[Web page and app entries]
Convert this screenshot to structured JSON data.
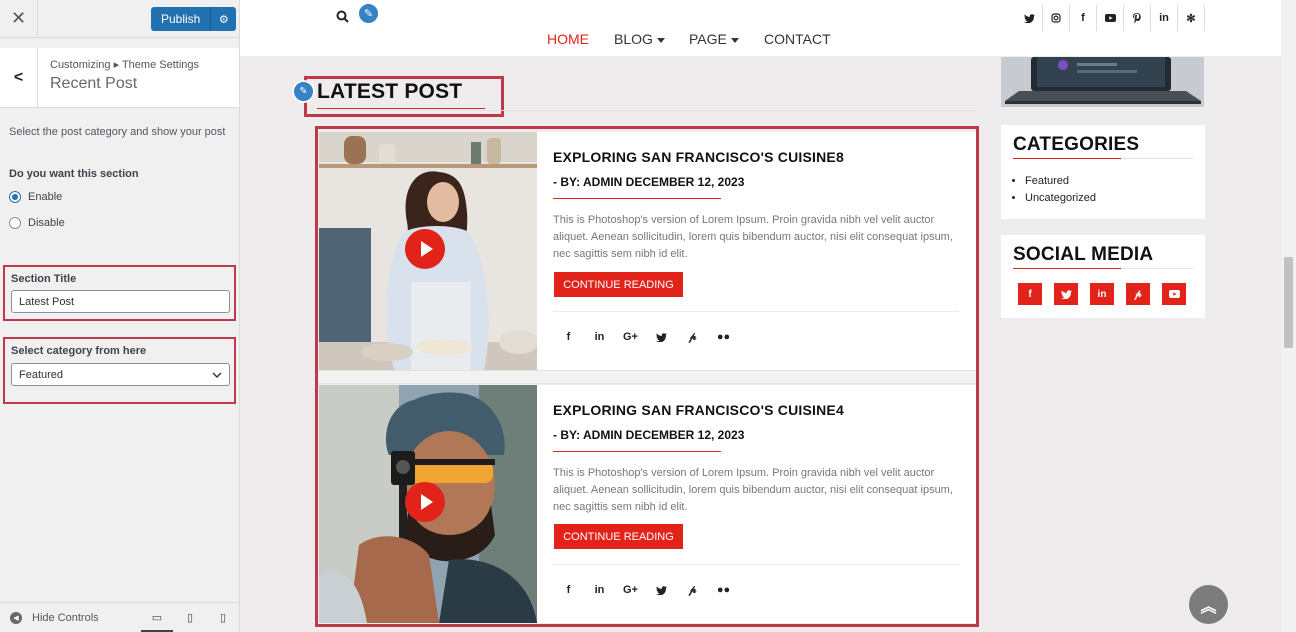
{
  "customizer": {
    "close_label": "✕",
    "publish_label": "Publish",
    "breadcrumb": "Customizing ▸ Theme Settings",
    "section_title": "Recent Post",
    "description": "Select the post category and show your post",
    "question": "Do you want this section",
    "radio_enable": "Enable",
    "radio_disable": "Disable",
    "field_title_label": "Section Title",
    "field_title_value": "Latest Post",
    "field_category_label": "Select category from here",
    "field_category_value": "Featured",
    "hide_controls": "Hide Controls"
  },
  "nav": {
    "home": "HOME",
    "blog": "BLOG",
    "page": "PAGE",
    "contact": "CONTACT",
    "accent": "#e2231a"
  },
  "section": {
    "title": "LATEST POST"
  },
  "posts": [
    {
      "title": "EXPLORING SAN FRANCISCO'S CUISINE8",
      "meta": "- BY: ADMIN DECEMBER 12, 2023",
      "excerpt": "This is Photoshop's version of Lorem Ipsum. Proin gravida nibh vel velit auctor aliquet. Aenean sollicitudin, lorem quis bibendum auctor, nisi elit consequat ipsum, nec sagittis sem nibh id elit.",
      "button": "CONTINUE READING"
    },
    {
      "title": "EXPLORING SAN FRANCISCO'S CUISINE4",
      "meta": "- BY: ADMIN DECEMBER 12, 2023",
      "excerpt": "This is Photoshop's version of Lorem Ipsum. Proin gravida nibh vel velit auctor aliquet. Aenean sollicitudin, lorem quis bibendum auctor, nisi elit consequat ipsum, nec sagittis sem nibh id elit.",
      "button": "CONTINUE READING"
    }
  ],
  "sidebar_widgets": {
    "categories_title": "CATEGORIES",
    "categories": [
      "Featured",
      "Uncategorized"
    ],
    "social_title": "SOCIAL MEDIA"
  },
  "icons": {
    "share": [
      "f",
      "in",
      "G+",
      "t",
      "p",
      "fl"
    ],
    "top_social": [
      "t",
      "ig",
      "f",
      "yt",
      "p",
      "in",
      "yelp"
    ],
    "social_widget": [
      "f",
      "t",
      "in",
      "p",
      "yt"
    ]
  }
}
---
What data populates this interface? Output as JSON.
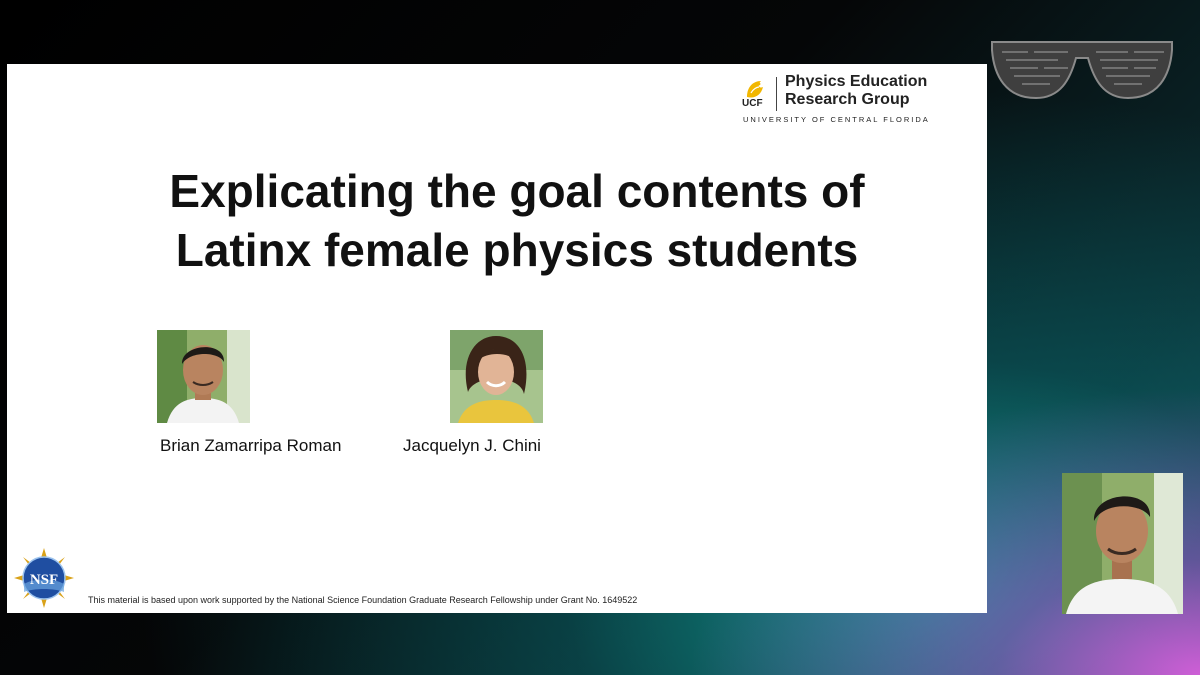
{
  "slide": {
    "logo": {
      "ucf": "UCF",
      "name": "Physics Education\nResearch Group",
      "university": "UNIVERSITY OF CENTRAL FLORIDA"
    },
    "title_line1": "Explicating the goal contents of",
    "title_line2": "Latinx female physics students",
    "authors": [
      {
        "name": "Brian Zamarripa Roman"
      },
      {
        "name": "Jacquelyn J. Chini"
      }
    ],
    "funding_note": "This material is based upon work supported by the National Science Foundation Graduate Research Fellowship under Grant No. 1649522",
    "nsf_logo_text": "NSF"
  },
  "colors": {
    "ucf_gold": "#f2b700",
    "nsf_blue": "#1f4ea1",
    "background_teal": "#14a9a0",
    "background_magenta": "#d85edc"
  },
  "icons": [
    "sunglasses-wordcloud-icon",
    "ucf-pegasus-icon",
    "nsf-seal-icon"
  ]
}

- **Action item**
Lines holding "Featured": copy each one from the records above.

- **Written answer**
    "field_category_value": "Featured",
      "Featured",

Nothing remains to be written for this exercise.